The origins of the royal jewellery collection, distinct from the state regalia of the Crown Jewels, isn’t entirely known. Estimated to have started around the 16th century, the collection is an amalgamation of gifts and the spoils of overseas wars and revolutions. The bulk of the collection dates from the 19th and 20th centuries.
Kept in the Tower of London, the Crown Jewels of The United Kingdom are ceremonial regalia worn by British monarchs during their coronations. The tradition stretches back to the 12th century, although most of the current collection is around 350 years old. Of the 23,578 stones in the collection, the glittering 530 carat Cullinan 1 diamond dominates. It is the largest clear cut diamond in the world and was discovered in South Africa in 1905.
The first glimpse of royal wedding jewellery came in 1853 when Queen Victoria and Prince Albert reenacted their wedding of 1840, before the advent of modern photography. In the frugal spirit of the age, Victoria opted for a floral wreath of orange blossoms rather than a tiara.
Queen Elizabeth II showed no such restraint when she wore the Queen Mary Fringe Tiara at her wedding to Prince Philip in 1952. A present to Queen Mary in 1919, it has since been worn by Princess Anne and Princess Beatrice on their wedding days.
For her highly-anticipated wedding to Prince William in 2011, Kate Middleton chose the Cartier Halo Tiara, borrowed from the Queen and originally a present from George VI to his wife, the Queen Mother.
When it comes to more casual royal jewellery, the Queen’s three-strand pearl necklace is an almost permanent fixture for daytime occasions, as can be seen in this Queen Elizabeth documentary. She received the necklace as a gift from her father George VI, who died when she was just 25. Due to the particular resonance of the original piece, she had an identical necklace made so she can rotate them.
A staple piece for Kate Middleton is a couple of oval green amethyst hoops encompassed by jewels and set in 18k yellow gold. They were a present from Prince Willam for their first Christmas together as a married couple. She is also regularly seen wearing the Cartier Ballon Bleu watch, another present from William and a nod to his mother who was rarely seen without one of the brand’s watches.
There has been much speculation about who will inherit the Queen’s vast personal jewellery collection. As the future queen consort, Kate should be in line to receive some of the most precious pieces of the collection. She already has an impressive collection having inherited many pieces from Princess Diana including her much worn South Sea pearl earrings and sapphire engagement ring. Meghan Markle has also been spotted wearing some of Diana’s pieces including an emerald cut ring and a pair of golden butterfly earrings, inset with blue stones and diamonds.

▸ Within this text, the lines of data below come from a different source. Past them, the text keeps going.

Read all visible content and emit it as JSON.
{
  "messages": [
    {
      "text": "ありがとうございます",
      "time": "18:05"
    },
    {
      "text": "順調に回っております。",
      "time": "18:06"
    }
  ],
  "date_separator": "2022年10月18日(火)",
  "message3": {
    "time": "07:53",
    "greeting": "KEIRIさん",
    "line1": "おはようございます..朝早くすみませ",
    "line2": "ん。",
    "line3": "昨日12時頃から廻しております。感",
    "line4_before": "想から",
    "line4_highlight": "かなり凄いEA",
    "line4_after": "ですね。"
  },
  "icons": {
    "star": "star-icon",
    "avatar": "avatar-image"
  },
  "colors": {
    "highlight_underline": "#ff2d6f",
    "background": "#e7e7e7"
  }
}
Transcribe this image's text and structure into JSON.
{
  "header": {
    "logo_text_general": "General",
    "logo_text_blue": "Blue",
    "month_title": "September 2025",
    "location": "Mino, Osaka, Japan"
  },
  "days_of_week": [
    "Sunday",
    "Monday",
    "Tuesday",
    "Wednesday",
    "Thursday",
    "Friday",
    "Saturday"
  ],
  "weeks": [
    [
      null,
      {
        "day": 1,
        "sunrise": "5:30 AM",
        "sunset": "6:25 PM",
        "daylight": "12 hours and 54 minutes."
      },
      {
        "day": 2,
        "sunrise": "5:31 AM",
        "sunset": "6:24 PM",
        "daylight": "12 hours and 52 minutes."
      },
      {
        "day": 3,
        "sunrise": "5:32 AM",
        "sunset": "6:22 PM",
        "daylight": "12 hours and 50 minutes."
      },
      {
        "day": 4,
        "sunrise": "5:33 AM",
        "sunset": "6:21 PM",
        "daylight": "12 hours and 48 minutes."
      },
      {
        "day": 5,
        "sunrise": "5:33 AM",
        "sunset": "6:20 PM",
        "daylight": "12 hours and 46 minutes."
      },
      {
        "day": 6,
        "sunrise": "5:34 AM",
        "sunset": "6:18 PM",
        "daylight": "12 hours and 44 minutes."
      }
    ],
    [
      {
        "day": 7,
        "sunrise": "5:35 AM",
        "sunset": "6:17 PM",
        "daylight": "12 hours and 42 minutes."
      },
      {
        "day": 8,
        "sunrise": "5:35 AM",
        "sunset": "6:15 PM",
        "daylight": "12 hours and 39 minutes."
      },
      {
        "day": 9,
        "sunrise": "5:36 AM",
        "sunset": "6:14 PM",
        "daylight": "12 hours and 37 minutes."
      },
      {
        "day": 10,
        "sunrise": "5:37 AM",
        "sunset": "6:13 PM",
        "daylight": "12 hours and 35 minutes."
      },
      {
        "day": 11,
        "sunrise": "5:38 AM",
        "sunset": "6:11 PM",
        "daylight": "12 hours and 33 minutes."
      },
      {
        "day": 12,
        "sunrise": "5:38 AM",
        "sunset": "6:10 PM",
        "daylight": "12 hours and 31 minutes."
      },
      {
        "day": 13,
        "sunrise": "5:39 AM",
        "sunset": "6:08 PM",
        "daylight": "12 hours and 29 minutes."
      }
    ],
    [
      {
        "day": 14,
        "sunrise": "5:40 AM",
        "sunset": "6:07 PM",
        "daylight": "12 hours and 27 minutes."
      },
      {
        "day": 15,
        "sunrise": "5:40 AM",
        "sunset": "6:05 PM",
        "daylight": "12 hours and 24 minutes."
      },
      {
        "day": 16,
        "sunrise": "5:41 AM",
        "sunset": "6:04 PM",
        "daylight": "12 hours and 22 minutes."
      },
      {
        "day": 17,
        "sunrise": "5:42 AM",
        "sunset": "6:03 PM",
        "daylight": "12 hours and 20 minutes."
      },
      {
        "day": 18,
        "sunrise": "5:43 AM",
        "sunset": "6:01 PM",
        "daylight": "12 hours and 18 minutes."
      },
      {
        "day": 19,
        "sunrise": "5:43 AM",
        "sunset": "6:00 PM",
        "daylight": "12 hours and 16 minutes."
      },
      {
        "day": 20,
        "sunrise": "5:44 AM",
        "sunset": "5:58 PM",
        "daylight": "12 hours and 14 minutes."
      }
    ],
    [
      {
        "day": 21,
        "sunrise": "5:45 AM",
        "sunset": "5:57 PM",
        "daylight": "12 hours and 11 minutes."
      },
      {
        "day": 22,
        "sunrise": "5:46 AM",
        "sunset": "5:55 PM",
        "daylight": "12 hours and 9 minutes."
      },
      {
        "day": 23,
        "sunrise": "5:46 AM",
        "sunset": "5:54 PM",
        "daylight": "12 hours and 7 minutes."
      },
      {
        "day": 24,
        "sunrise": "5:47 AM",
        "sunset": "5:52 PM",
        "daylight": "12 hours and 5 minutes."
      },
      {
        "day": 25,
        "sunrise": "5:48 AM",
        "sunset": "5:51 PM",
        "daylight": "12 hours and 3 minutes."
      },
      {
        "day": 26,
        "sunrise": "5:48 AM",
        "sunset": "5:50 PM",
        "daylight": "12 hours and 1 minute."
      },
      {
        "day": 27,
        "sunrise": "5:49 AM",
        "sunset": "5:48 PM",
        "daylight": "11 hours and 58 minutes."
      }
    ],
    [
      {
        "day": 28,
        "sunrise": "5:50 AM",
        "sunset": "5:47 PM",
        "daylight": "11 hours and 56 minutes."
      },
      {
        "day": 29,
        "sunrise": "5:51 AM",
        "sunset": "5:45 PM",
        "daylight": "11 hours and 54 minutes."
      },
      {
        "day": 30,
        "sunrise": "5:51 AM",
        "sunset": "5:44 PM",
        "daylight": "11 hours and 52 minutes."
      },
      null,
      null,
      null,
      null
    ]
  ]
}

Whoever is eventually lucky enough to receive a share of the Queen’s collection, they will be able to enjoy some of the world’s most stunning and desirable jewellery imaginable.